Trialling in-pharmacy administration of Buvidal began in May 2019, with the aim of reducing the need for daily supervised buprenorphine treatment.
Buvidal is an opioid partial agonist/antagonist and the first long-acting medication approved in the EU for the treatment of opioid dependence in patients who are also receiving medical, social and psychological support. It must be administered by a healthcare professional.
According to manufacturer Camurus, the injection can be administered weekly or monthly for the treatment of opioid dependence in adults and young people aged 16 years and over.
Currently, either oral methadone or buprenorphine tablets are typically prescribed to patients with opioid use disorders, and these must be administered daily and under supervision for the first three months of treatment, according to National Institute for health and Care Excellence (Nice) guidelines.
Shaheen Bhatia, pharmacy manager at P&S Chemist, is administering the Buvidal injection along with trained locum pharmacists, she told C+D last month.
As well as improving outcomes for patients, the injection model can free up pharmacists’ time, as they only have to supervise buprenorphine patients weekly, Ms Bhatia said.
“We do see it as a game changer for supervised treatment,” she added.
How the pilot works
Under the pilot scheme, patients referred from the local drug and alcohol team have a consultation with their doctor. If they agree to be changed from buprenorphine tablets to the injection, an appointment is booked with P&S Chemist.
Ms Bhatia worked with her local clinical commissioning group, local public health team, drug and alcohol charity WDP and Camurus to create a standard operating procedure for the pharmacy.
“We had no model as such to work on, except some Nice guidance, recognising [Buvidal] can be used for substitution treatment,” Ms Bhatia explained. “We also looked at some successful pilots in America and Australia.”
Although the pilot is still in its early stages, Ms Bhatia said she has received “really good feedback” from patients.
As the injection is administered weekly, it is suitable for patients who find coming into a pharmacy daily “inconvenient”, and reduces the risk of overdoses or “children accidentally ingesting” buprenorphine tablets that have been taken home, she explained.
The injection may also be useful “in a prison setting”, she suggested, as well as for people who are “erratic” and struggle to pick up prescription medication regularly.
Missing out on daily supervision funding
Although this will mean losing out on daily supervision funding, Ms Bhatia stressed that the model “won’t get rid of supervision altogether”, as “new clients will always need that early stage of supervision”.

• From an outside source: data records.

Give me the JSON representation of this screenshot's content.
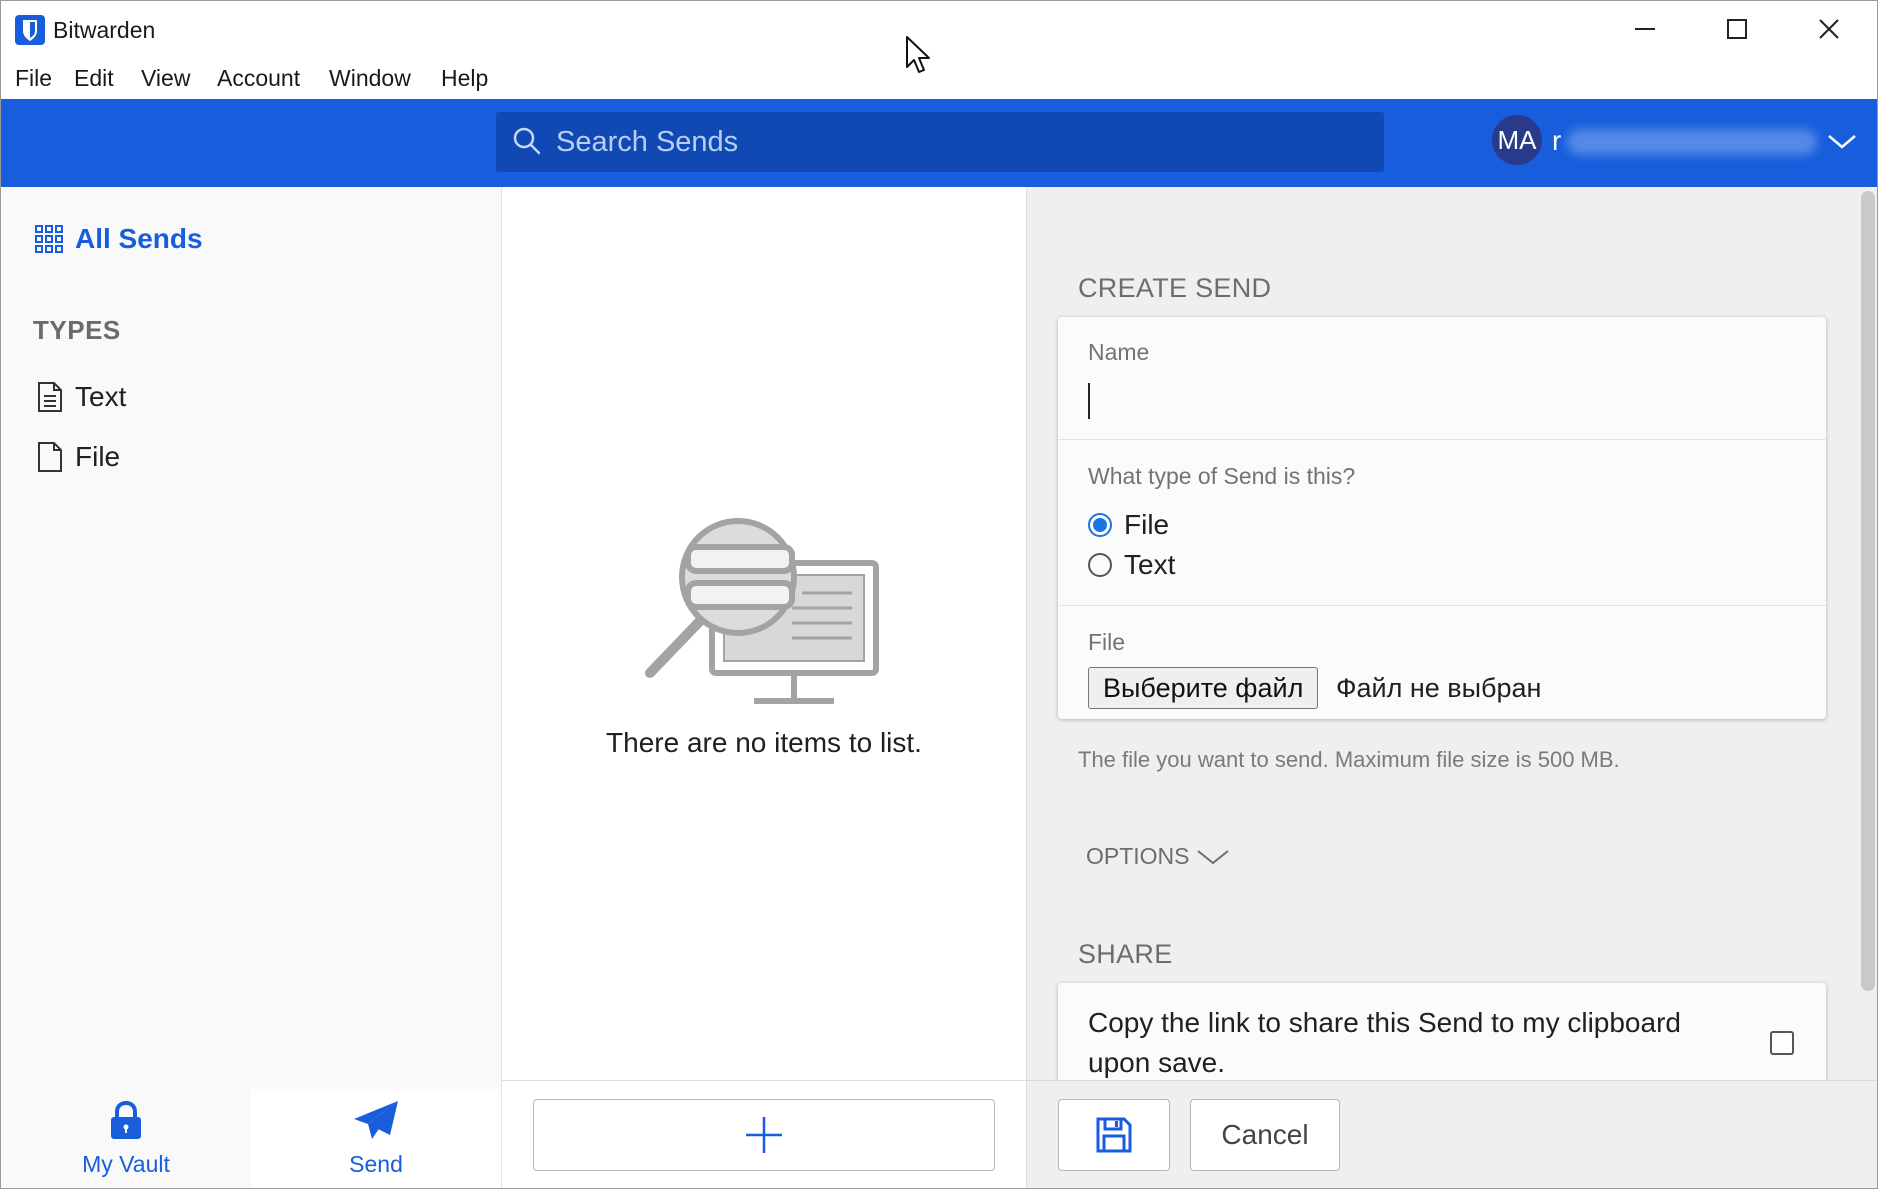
{
  "window": {
    "title": "Bitwarden",
    "controls": [
      "minimize",
      "maximize",
      "close"
    ]
  },
  "menu": [
    "File",
    "Edit",
    "View",
    "Account",
    "Window",
    "Help"
  ],
  "header": {
    "search_placeholder": "Search Sends",
    "avatar_initials": "MA",
    "account_name_visible": "r"
  },
  "sidebar": {
    "all_sends_label": "All Sends",
    "types_heading": "TYPES",
    "types": [
      {
        "label": "Text",
        "icon": "text-file-icon"
      },
      {
        "label": "File",
        "icon": "file-icon"
      }
    ],
    "nav": [
      {
        "label": "My Vault",
        "icon": "lock-icon",
        "active": false
      },
      {
        "label": "Send",
        "icon": "paper-plane-icon",
        "active": true
      }
    ]
  },
  "list": {
    "empty_message": "There are no items to list.",
    "add_icon": "plus-icon"
  },
  "details": {
    "create_title": "CREATE SEND",
    "name_label": "Name",
    "name_value": "",
    "type_question": "What type of Send is this?",
    "type_options": [
      {
        "label": "File",
        "checked": true
      },
      {
        "label": "Text",
        "checked": false
      }
    ],
    "file_label": "File",
    "file_button": "Выберите файл",
    "file_status": "Файл не выбран",
    "file_hint": "The file you want to send. Maximum file size is 500 MB.",
    "options_label": "OPTIONS",
    "share_title": "SHARE",
    "share_text": "Copy the link to share this Send to my clipboard upon save.",
    "share_checked": false,
    "save_icon": "save-icon",
    "cancel_label": "Cancel"
  },
  "colors": {
    "brand_blue": "#175ddc",
    "search_bg": "#1048b4"
  }
}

The pilot is expected to continue for at least one year, and Ms Bhatia said she has already had pharmacists and prescribers from Leeds and Jersey interested in seeing how the model works in practice.
P&S Chemist will also look to trial the service with methadone patients “at a later stage”, she explained.